(EXERCISE): Could you copy every record below exactly as it is written?

(TASK DATA):
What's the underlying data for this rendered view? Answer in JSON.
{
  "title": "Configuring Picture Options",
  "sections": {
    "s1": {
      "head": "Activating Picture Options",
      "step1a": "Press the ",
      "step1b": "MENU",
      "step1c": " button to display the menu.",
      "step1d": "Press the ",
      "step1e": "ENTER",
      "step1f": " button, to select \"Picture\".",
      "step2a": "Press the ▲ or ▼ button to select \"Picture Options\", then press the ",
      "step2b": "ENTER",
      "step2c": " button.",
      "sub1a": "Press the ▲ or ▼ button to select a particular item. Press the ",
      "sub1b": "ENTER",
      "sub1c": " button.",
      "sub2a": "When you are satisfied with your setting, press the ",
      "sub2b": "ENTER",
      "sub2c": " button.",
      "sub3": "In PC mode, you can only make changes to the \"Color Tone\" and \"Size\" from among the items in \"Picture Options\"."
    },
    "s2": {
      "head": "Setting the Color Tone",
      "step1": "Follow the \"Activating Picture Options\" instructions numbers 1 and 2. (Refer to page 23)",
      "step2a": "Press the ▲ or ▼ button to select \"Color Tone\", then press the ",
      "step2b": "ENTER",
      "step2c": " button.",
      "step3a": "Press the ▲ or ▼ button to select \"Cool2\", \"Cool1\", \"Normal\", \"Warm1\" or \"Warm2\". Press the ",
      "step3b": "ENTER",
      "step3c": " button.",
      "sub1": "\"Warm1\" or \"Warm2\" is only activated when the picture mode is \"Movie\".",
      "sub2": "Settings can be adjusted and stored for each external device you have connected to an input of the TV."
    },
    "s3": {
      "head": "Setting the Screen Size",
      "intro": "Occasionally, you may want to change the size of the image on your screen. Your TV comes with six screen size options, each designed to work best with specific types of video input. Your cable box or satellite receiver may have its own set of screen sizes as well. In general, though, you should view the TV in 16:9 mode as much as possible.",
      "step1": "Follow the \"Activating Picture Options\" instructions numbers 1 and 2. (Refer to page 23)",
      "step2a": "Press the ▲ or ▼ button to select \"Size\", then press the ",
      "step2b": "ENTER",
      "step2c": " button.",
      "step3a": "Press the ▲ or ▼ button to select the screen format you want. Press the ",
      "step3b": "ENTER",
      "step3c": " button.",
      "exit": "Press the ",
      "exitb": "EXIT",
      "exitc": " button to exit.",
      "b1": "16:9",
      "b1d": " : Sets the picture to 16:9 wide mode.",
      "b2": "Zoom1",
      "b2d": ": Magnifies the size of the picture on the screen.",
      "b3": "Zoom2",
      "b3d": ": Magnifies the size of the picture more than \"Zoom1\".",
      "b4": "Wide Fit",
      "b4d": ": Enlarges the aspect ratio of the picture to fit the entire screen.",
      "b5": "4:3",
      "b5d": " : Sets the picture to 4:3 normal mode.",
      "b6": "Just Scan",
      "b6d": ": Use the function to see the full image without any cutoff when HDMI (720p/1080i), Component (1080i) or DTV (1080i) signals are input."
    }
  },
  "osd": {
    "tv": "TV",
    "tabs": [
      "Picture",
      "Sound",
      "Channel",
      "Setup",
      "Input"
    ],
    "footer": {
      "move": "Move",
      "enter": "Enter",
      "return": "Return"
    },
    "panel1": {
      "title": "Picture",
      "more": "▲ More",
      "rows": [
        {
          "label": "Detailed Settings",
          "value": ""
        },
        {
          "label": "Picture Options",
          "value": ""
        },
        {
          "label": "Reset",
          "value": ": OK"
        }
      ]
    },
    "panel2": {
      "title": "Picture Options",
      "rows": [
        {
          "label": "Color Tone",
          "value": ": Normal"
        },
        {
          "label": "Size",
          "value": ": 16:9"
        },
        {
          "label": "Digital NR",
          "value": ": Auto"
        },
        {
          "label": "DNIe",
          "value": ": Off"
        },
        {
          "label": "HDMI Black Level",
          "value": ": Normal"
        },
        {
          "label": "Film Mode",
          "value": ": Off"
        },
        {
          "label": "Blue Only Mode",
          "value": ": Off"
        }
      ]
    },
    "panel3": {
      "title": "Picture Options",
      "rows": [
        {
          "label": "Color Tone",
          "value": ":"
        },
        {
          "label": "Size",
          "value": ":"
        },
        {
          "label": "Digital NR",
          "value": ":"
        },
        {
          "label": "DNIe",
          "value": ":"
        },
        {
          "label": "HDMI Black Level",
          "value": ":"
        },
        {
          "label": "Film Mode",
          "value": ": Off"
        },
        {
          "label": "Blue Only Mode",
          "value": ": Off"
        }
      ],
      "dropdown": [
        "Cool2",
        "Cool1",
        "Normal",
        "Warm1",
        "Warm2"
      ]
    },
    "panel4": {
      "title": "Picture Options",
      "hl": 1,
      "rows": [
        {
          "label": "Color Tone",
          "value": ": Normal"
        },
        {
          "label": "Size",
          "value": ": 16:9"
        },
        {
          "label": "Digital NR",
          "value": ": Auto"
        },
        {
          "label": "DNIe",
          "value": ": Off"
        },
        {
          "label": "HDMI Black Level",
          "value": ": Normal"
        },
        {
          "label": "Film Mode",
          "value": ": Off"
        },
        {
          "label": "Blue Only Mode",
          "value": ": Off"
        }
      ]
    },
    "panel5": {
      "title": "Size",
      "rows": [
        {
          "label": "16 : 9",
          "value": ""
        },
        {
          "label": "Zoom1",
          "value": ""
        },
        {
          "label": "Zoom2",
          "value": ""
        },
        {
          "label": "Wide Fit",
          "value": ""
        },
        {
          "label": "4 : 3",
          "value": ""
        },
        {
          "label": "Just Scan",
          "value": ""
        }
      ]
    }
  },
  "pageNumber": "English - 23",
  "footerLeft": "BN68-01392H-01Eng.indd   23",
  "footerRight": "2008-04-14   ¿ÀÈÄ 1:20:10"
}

(SOLUTION TO THE EXERCISE):
What's the underlying data for this rendered view? Answer in JSON.
{
  "title": "Configuring Picture Options",
  "sections": {
    "s1": {
      "head": "Activating Picture Options",
      "step1a": "Press the ",
      "step1b": "MENU",
      "step1c": " button to display the menu.",
      "step1d": "Press the ",
      "step1e": "ENTER",
      "step1f": " button, to select \"Picture\".",
      "step2a": "Press the ▲ or ▼ button to select \"Picture Options\", then press the ",
      "step2b": "ENTER",
      "step2c": " button.",
      "sub1a": "Press the ▲ or ▼ button to select a particular item. Press the ",
      "sub1b": "ENTER",
      "sub1c": " button.",
      "sub2a": "When you are satisfied with your setting, press the ",
      "sub2b": "ENTER",
      "sub2c": " button.",
      "sub3": "In PC mode, you can only make changes to the \"Color Tone\" and \"Size\" from among the items in \"Picture Options\"."
    },
    "s2": {
      "head": "Setting the Color Tone",
      "step1": "Follow the \"Activating Picture Options\" instructions numbers 1 and 2. (Refer to page 23)",
      "step2a": "Press the ▲ or ▼ button to select \"Color Tone\", then press the ",
      "step2b": "ENTER",
      "step2c": " button.",
      "step3a": "Press the ▲ or ▼ button to select \"Cool2\", \"Cool1\", \"Normal\", \"Warm1\" or \"Warm2\". Press the ",
      "step3b": "ENTER",
      "step3c": " button.",
      "sub1": "\"Warm1\" or \"Warm2\" is only activated when the picture mode is \"Movie\".",
      "sub2": "Settings can be adjusted and stored for each external device you have connected to an input of the TV."
    },
    "s3": {
      "head": "Setting the Screen Size",
      "intro": "Occasionally, you may want to change the size of the image on your screen. Your TV comes with six screen size options, each designed to work best with specific types of video input. Your cable box or satellite receiver may have its own set of screen sizes as well. In general, though, you should view the TV in 16:9 mode as much as possible.",
      "step1": "Follow the \"Activating Picture Options\" instructions numbers 1 and 2. (Refer to page 23)",
      "step2a": "Press the ▲ or ▼ button to select \"Size\", then press the ",
      "step2b": "ENTER",
      "step2c": " button.",
      "step3a": "Press the ▲ or ▼ button to select the screen format you want. Press the ",
      "step3b": "ENTER",
      "step3c": " button.",
      "exit": "Press the ",
      "exitb": "EXIT",
      "exitc": " button to exit.",
      "b1": "16:9",
      "b1d": " : Sets the picture to 16:9 wide mode.",
      "b2": "Zoom1",
      "b2d": ": Magnifies the size of the picture on the screen.",
      "b3": "Zoom2",
      "b3d": ": Magnifies the size of the picture more than \"Zoom1\".",
      "b4": "Wide Fit",
      "b4d": ": Enlarges the aspect ratio of the picture to fit the entire screen.",
      "b5": "4:3",
      "b5d": " : Sets the picture to 4:3 normal mode.",
      "b6": "Just Scan",
      "b6d": ": Use the function to see the full image without any cutoff when HDMI (720p/1080i), Component (1080i) or DTV (1080i) signals are input."
    }
  },
  "osd": {
    "tv": "TV",
    "tabs": [
      "Picture",
      "Sound",
      "Channel",
      "Setup",
      "Input"
    ],
    "footer": {
      "move": "Move",
      "enter": "Enter",
      "return": "Return"
    },
    "panel1": {
      "title": "Picture",
      "more": "▲ More",
      "rows": [
        {
          "label": "Detailed Settings",
          "value": ""
        },
        {
          "label": "Picture Options",
          "value": ""
        },
        {
          "label": "Reset",
          "value": ": OK"
        }
      ]
    },
    "panel2": {
      "title": "Picture Options",
      "rows": [
        {
          "label": "Color Tone",
          "value": ": Normal"
        },
        {
          "label": "Size",
          "value": ": 16:9"
        },
        {
          "label": "Digital NR",
          "value": ": Auto"
        },
        {
          "label": "DNIe",
          "value": ": Off"
        },
        {
          "label": "HDMI Black Level",
          "value": ": Normal"
        },
        {
          "label": "Film Mode",
          "value": ": Off"
        },
        {
          "label": "Blue Only Mode",
          "value": ": Off"
        }
      ]
    },
    "panel3": {
      "title": "Picture Options",
      "rows": [
        {
          "label": "Color Tone",
          "value": ":"
        },
        {
          "label": "Size",
          "value": ":"
        },
        {
          "label": "Digital NR",
          "value": ":"
        },
        {
          "label": "DNIe",
          "value": ":"
        },
        {
          "label": "HDMI Black Level",
          "value": ":"
        },
        {
          "label": "Film Mode",
          "value": ": Off"
        },
        {
          "label": "Blue Only Mode",
          "value": ": Off"
        }
      ],
      "dropdown": [
        "Cool2",
        "Cool1",
        "Normal",
        "Warm1",
        "Warm2"
      ]
    },
    "panel4": {
      "title": "Picture Options",
      "hl": 1,
      "rows": [
        {
          "label": "Color Tone",
          "value": ": Normal"
        },
        {
          "label": "Size",
          "value": ": 16:9"
        },
        {
          "label": "Digital NR",
          "value": ": Auto"
        },
        {
          "label": "DNIe",
          "value": ": Off"
        },
        {
          "label": "HDMI Black Level",
          "value": ": Normal"
        },
        {
          "label": "Film Mode",
          "value": ": Off"
        },
        {
          "label": "Blue Only Mode",
          "value": ": Off"
        }
      ]
    },
    "panel5": {
      "title": "Size",
      "rows": [
        {
          "label": "16 : 9",
          "value": ""
        },
        {
          "label": "Zoom1",
          "value": ""
        },
        {
          "label": "Zoom2",
          "value": ""
        },
        {
          "label": "Wide Fit",
          "value": ""
        },
        {
          "label": "4 : 3",
          "value": ""
        },
        {
          "label": "Just Scan",
          "value": ""
        }
      ]
    }
  },
  "pageNumber": "English - 23",
  "footerLeft": "BN68-01392H-01Eng.indd   23",
  "footerRight": "2008-04-14   ¿ÀÈÄ 1:20:10"
}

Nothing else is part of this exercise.